I am grieving another end to what is probably the finest collective expression in our world, an idealistic time when for a couple of weeks we come together to celebrate talent, sportsmanship, and merit-based accomplishment. Together pushing off the harsh headlines with Olympic records and one-one hundredths of a second wins.
That opening extravaganza was both aspirational and inspirational, showing off astounding synchronicity and power. We saw glimpses of a conflicted host country with few blue-sky days offering us its greatest talents and finest abilities. The ending ceremony is usually not as grand, more a nostalgic celebration of records set, and a look forward to 2012 in London. 2012 sounds so odd, so far away, like a sci-fi movie title from 1950.
The end always brings tears to my eyes: the flashbacks of memorable moments, the mix of glitz and sentiment with true emotion. I usually get the feeling I did when camp ended with a heart-felt camp show, and I knew I'd never see some of my friends again, and besides, even if I did we'd be older and things would never be the same and our voices would change and our bodies betray us.

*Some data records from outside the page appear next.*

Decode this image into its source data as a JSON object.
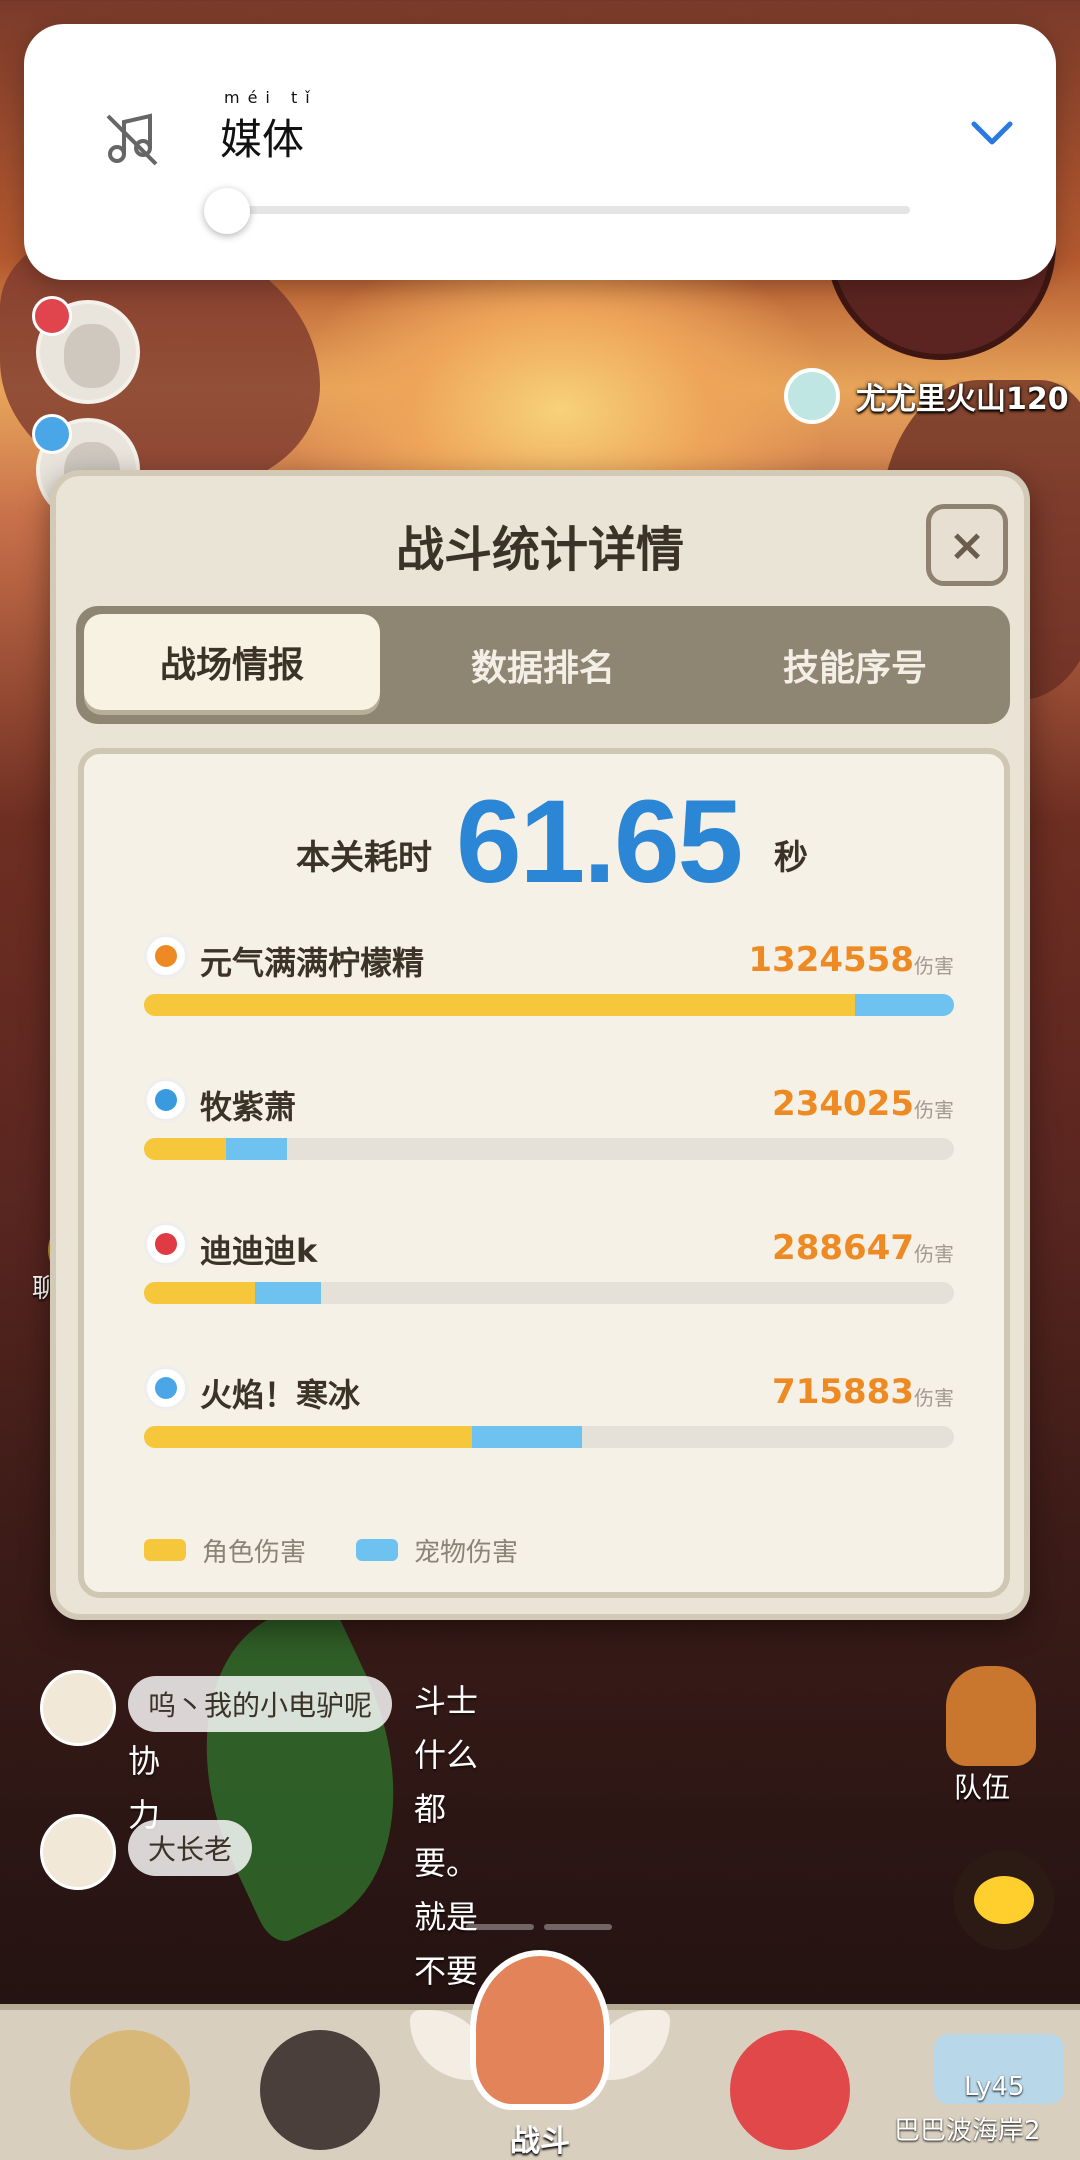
{
  "media_panel": {
    "pinyin": "méi tǐ",
    "label": "媒体",
    "volume_level": 0.0,
    "icon": "music-muted-icon",
    "expand_icon": "chevron-down-icon",
    "accent": "#2a7ae2"
  },
  "location": {
    "label": "尤尤里火山120",
    "icon": "map-pin-icon"
  },
  "dialog": {
    "title": "战斗统计详情",
    "close_label": "×",
    "tabs": [
      {
        "label": "战场情报",
        "active": true
      },
      {
        "label": "数据排名",
        "active": false
      },
      {
        "label": "技能序号",
        "active": false
      }
    ],
    "time": {
      "label": "本关耗时",
      "value": "61.65",
      "unit": "秒"
    },
    "max_damage": 1324558,
    "players": [
      {
        "name": "元气满满柠檬精",
        "damage": "1324558",
        "unit": "伤害",
        "role_fraction": 0.878,
        "pet_fraction": 0.122,
        "element_color": "#ee8a24",
        "icon": "fire-element-icon"
      },
      {
        "name": "牧紫萧",
        "damage": "234025",
        "unit": "伤害",
        "role_fraction": 0.57,
        "pet_fraction": 0.43,
        "element_color": "#3a9ae0",
        "icon": "wind-element-icon"
      },
      {
        "name": "迪迪迪k",
        "damage": "288647",
        "unit": "伤害",
        "role_fraction": 0.63,
        "pet_fraction": 0.37,
        "element_color": "#e03a44",
        "icon": "flame-element-icon"
      },
      {
        "name": "火焰！寒冰",
        "damage": "715883",
        "unit": "伤害",
        "role_fraction": 0.75,
        "pet_fraction": 0.25,
        "element_color": "#4aa6e6",
        "icon": "ice-element-icon"
      }
    ],
    "legend": [
      {
        "label": "角色伤害",
        "color": "#f6c73a"
      },
      {
        "label": "宠物伤害",
        "color": "#6ec2ef"
      }
    ]
  },
  "chat": {
    "button_label": "聊天",
    "messages": [
      {
        "tag": "呜丶我的小电驴呢",
        "text_line1": "斗士什么都要。就是不要",
        "text_line2": "协力"
      },
      {
        "tag": "大长老",
        "text_line1": "",
        "text_line2": ""
      }
    ]
  },
  "team": {
    "label": "队伍"
  },
  "bottom_nav": {
    "battle_label": "战斗",
    "locked_level": "Ly45",
    "locked_name": "巴巴波海岸2"
  }
}
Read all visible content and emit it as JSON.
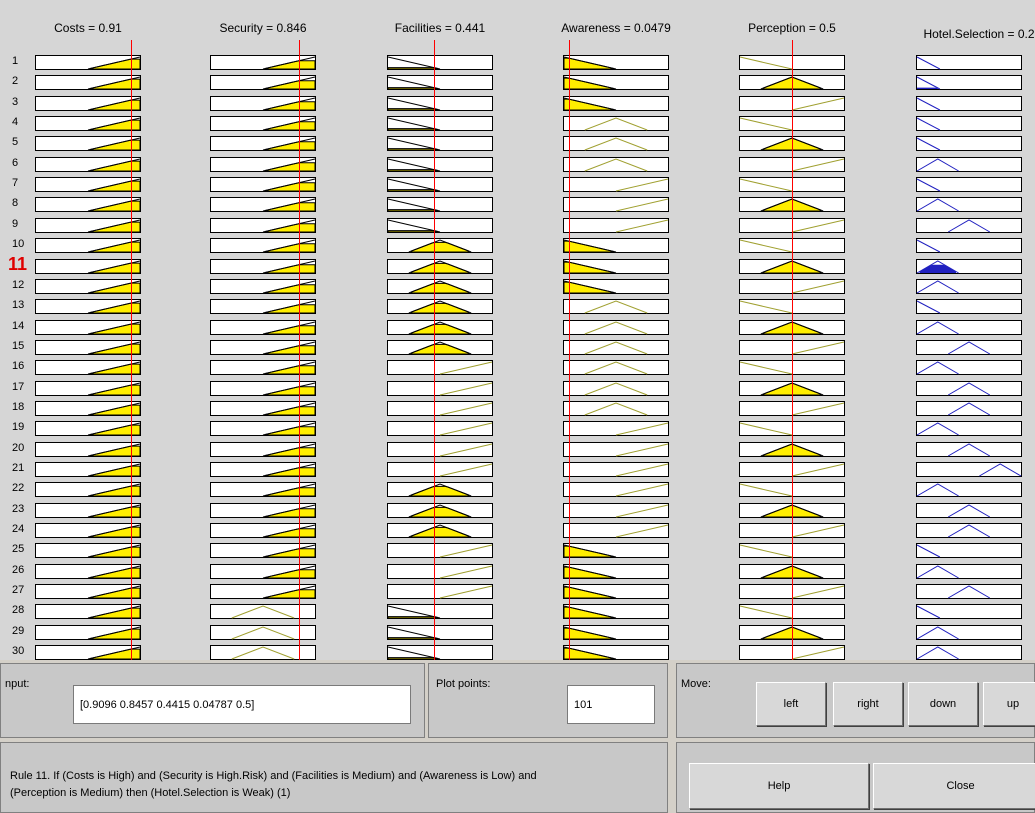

These Olympic moments focus like a laser on different times of our lives. I remember the anger of the Black Power Movement and the defiant track winners with their hands up on the medal stand. And the '84 Olympics in LA, when I was dating my boss and watching the games with him on the couch. The 2000 Olympics when I was so happy with my new husband. The 2004 games, when he was gone.
Where will we all be four years later, besides (hopefully) older? Will Phelps mom be the next Dr. Phil? Will Daria swim again? Will Bolt still bolt like lightning?
So much will happen in our lives, our country, our world. In four years will we still be in Iraq? Will the economy be prospering? Will gas be twice as much or half as much? Will our globe be several degrees warmer? Who will be running for reelection? Will Elisabeth Hasselbeck be anchoring at Fox News? Will I be healthy? Will I find a love? Will I be maintaining the weight I just lost?
Time steadily ticks away, but Olympic games give us a reflective pause in our collective memory. A time-out before we rush back to reality, and a presidential election.
There are precious moments more, so back to the screen. I don't want to miss table tennis on those little tables, or those crazy, beat-up BMX extreme bikers, or Bob Costa's sincere interviews. Or passing the Olympic flag to London.
Or --sigh -- the torch in the Bird's Nest, flickering out.